Make the right moves now
1. Be sure to adjust your prior filed returns
for errors or omissions before the end of the year, especially if you
suspect CRA owes you money. Remember, the 2008 tax year is statute-barred
as of January 1 so you’ll leave money on the table forever if you miss this
2. Plan your income sources.
Earning a variety of different income sources with different tax attributes
can help you to “average down” the taxes you pay.
3. Time your income receipts.
If you expect your income to be higher next year, go ahead and pull out
that extra $5,000 from your RRIF to surprise your spouse with a vacation.
If your income will be lower next year, fund that vacation from another
source, and save the extra RRIF withdrawal until next January to postpone
that extra taxable RRIF income for a year.
4. Don’t skimp on your RRSP contribution.
An RRSP contribution will increase your tax credits and your after-tax cash
flow, too, because it will help you reduce clawbacks of important social
benefits you’ll receive all year long.
5. Top up your RESP contributions.
It’s a gift that will generate a Canada Education Savings Grant for you,
which will embellish on education savings opportunities for your family.
6. File family tax returns together.
Because many credits are based on “family” rather than “individual” net
income, you and your spouse need to file tax returns together. It’s a smart
start to the new year to focus on family tax planning. Hunting down and
organizing receipts early can really help, to avoid the annual tax filing
panic. Spend some time getting organized now, before the tax-filing
deadline, if you can.
Tax tools of the trade
* Own a private corporation?
File a T2 corporate tax return and pay attention to the new Tax on Split
Income rules for adults starting in 2018. As well, inquire about the new
rules regarding passive investment income in a private corporation, which
begin January 1, 2019.
* Sold or transferred your home?
Form T2019 Designation of a Property as a Principal Residence will need to
be filed.
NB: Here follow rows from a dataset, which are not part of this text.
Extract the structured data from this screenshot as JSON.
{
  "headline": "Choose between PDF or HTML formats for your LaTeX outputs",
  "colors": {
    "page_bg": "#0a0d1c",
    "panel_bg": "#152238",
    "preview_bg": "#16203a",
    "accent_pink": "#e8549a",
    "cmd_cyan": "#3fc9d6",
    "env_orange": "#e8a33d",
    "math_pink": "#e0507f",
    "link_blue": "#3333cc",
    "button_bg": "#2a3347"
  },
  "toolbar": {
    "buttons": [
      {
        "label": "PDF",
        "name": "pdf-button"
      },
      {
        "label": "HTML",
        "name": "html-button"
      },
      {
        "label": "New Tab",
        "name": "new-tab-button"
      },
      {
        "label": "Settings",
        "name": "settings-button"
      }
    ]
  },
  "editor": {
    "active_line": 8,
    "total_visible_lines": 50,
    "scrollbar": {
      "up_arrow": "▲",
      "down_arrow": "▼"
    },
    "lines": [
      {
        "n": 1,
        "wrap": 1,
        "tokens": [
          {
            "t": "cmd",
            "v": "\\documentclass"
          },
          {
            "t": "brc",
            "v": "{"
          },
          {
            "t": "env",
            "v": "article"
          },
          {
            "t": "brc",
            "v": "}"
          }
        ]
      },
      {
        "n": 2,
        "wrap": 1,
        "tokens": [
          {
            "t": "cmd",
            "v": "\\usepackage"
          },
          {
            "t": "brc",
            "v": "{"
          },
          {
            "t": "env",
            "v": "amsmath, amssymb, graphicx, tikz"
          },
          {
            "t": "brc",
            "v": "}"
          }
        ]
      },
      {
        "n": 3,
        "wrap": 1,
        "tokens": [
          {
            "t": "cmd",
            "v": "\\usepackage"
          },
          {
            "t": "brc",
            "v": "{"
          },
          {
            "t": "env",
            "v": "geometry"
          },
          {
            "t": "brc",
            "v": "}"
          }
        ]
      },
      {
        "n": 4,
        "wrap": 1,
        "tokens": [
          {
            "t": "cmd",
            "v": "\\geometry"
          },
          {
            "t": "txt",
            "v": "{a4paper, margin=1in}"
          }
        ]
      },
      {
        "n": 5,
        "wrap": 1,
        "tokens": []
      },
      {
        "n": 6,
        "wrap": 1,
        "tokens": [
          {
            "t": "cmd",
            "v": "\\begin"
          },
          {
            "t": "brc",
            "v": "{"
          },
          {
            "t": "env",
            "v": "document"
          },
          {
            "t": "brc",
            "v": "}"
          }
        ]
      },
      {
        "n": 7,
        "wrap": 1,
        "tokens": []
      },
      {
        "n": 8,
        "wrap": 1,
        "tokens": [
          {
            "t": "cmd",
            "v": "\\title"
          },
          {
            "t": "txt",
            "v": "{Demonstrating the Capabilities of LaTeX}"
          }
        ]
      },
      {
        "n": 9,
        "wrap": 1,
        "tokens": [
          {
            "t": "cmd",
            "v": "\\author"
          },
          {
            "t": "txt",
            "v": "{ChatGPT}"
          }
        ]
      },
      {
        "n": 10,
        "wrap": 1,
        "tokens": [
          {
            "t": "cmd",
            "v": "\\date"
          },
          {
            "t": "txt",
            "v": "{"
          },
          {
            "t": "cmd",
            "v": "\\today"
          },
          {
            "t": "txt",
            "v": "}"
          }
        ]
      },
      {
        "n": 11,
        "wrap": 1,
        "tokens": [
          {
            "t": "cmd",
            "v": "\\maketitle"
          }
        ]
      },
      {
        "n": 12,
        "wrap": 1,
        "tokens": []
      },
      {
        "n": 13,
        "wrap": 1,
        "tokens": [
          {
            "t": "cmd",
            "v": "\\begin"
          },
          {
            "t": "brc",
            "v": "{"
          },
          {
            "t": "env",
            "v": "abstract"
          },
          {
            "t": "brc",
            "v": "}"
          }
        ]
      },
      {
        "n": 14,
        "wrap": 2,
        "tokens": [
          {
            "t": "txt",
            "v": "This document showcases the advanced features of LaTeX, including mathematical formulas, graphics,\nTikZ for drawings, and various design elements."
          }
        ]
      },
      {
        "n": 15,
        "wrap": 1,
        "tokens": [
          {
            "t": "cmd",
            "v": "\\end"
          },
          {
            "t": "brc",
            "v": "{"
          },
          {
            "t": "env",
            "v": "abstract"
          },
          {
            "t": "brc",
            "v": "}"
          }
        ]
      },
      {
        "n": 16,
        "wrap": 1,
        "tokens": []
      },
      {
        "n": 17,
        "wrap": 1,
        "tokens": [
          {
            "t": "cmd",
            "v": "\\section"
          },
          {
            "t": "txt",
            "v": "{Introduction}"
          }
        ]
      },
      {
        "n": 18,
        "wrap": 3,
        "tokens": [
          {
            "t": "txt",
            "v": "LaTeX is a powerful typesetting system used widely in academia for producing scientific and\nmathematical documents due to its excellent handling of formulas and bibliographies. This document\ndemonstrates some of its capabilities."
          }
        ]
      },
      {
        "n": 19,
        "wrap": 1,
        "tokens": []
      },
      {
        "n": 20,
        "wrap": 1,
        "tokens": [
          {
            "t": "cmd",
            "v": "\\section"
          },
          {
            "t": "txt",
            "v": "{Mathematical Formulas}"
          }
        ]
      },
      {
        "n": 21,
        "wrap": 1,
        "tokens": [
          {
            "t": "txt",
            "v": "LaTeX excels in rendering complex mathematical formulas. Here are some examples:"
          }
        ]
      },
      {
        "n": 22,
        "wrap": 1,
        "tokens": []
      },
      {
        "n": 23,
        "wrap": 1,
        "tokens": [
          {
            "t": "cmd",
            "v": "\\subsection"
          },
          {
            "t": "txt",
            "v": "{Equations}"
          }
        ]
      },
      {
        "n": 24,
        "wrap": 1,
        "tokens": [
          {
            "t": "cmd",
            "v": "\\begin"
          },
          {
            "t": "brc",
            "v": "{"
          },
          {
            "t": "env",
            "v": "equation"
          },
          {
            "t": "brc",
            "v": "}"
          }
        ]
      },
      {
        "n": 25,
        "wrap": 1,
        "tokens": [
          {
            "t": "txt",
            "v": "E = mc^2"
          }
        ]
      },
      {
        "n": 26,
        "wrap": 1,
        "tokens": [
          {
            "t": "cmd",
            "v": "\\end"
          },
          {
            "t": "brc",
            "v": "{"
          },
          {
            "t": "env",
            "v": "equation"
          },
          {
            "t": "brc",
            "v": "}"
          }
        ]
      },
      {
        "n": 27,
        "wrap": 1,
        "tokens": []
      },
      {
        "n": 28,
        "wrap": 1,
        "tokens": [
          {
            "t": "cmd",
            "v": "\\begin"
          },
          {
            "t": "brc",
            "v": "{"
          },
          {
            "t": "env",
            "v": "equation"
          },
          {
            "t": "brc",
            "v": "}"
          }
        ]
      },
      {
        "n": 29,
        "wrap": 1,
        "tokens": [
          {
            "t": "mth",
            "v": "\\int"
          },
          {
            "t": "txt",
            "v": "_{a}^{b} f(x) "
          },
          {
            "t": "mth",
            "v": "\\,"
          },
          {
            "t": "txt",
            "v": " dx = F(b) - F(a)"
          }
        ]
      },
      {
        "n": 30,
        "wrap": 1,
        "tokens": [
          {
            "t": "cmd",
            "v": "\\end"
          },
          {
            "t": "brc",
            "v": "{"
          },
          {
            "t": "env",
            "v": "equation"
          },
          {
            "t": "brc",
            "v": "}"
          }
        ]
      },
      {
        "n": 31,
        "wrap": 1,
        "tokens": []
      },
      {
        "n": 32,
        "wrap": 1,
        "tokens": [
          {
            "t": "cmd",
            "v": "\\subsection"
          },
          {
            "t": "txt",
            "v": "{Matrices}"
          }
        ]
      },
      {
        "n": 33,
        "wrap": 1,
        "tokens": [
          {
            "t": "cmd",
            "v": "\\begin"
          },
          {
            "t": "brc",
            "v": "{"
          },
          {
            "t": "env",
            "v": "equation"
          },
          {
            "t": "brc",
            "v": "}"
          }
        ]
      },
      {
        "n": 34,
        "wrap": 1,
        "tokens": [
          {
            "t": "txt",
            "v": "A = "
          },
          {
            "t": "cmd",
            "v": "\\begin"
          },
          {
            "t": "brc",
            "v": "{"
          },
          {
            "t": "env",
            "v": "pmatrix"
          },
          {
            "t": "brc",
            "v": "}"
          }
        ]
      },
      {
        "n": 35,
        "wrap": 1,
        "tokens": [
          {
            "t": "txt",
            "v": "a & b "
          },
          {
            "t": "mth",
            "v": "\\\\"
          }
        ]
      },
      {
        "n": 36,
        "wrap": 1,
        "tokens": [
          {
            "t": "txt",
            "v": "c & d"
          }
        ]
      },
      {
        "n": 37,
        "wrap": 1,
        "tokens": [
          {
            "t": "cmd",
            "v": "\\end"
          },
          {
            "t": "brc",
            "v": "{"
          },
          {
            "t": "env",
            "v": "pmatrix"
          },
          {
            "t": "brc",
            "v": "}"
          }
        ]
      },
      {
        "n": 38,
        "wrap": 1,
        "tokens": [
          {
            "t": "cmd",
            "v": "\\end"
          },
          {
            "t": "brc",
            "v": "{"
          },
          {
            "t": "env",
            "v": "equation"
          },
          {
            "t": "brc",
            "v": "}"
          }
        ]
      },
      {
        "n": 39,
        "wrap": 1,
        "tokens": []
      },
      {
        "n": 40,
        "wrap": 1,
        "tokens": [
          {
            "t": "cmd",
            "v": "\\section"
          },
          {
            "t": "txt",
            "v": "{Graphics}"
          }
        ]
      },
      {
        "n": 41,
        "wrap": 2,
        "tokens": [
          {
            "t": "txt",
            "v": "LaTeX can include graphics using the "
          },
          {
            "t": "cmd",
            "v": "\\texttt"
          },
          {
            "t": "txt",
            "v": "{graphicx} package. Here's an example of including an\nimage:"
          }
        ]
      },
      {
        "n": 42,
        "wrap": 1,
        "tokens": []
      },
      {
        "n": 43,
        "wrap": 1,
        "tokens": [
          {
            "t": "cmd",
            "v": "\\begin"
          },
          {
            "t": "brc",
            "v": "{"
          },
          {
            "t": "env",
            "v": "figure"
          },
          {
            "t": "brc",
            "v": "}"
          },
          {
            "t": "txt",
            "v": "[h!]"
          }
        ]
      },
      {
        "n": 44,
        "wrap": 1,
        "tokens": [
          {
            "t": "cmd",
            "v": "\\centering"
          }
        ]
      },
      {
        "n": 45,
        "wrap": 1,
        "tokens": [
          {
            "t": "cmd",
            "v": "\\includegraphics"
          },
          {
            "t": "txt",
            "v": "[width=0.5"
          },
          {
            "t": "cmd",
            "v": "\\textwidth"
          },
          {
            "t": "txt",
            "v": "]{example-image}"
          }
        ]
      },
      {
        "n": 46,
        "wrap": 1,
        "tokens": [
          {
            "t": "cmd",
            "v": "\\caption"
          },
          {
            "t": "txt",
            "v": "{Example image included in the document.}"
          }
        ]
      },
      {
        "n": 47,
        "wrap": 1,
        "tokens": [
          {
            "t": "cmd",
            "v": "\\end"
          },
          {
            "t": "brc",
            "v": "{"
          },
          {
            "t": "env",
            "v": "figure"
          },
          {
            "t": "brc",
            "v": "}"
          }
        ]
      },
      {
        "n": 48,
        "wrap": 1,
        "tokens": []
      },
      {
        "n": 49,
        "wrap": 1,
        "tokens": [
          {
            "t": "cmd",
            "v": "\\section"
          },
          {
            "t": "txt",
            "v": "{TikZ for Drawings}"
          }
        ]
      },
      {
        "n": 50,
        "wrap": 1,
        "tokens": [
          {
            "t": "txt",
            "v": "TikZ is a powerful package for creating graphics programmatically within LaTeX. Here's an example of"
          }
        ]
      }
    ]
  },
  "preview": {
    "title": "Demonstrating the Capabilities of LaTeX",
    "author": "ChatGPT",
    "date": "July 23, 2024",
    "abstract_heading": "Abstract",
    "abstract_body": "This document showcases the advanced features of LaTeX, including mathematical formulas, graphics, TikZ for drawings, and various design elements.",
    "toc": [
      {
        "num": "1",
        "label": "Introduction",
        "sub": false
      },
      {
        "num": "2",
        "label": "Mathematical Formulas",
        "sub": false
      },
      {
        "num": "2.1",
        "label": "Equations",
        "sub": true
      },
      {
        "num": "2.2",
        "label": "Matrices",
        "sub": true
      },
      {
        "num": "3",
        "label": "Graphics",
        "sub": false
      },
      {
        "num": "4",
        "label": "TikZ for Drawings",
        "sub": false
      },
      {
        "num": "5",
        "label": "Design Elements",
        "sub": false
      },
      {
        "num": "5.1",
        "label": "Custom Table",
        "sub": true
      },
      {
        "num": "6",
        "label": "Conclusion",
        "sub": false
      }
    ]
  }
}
It’s complicated, so be sure to solicit some professional help
* Leaving Canada for good?
List reportable properties with your final T1 return: T1161 List of
Properties by an Emigrant of Canada. You may have a departure tax, so get
some experienced professional help.
Your audit-buster checklist
Keep meticulous tax records – in order – all year long to save time and
money on filing your audit-proof tax return. This is your first defence in
the tax filing requirement.
Preserve your appeal rights:
Take note of the date on your Notice of Assessment or Reassessment – CRA’s
response to your tax filing. This is used to determine your further appeal
rights. Keep a hard copy of this form with your permanent tax records.
A departure tax is payable if you leave Canada permanently, but it’s
reversible if you change your mind. Keep all your tax records.
Understand the different definitions of income – both active and passive –
and the power that CRA auditors have to challenge their tax attributes. On
an audit, you may need to prove why an investment should be considered
passive rather than active in nature, to save tax dollars.
Beware of the potential for income recharacterization:
CRA can consider a single transaction or a series of transactions to be
business income (100% taxable), although you filed them as a capital
transaction (50% taxable). The burden of proof is on you to convince CRA
why you are right. Keep detailed records about the reasons for the
transaction, its relationship to your regular line of work and other
criteria set out by CRA in its Interpretation Bulletin 459.
These tax tips were excerpted from Evelyn Jacks’ book
Essential Tax Facts: How to Make the Right Moves and Be
Audit-Proof, Too, which has been fully updated with the information you need to know when
filing your 2018 taxes.
© 2019 The Knowledge Bureau, Inc. All rights reserved. Reprinted with
is the founder and President of Knowledge Bureau, which
brings continuing financial education in the multiple areas of
specialization to advisors and their clients. She is the author of 52
books on tax and wealth planning. This article
originally appeared in the
Knowledge Bureau Report. Follow Evelyn Jacks on Twitter
@EvelynJacks. Visit her blog at www.evelynjacks.com.
Notes and Disclaimer
The foregoing is for general information purposes only and is the opinion
of the writer. No guarantee of investment performance is made or implied.
It is not intended to provide specific personalized advice including,
without limitation, investment, financial, legal, accounting or tax advice.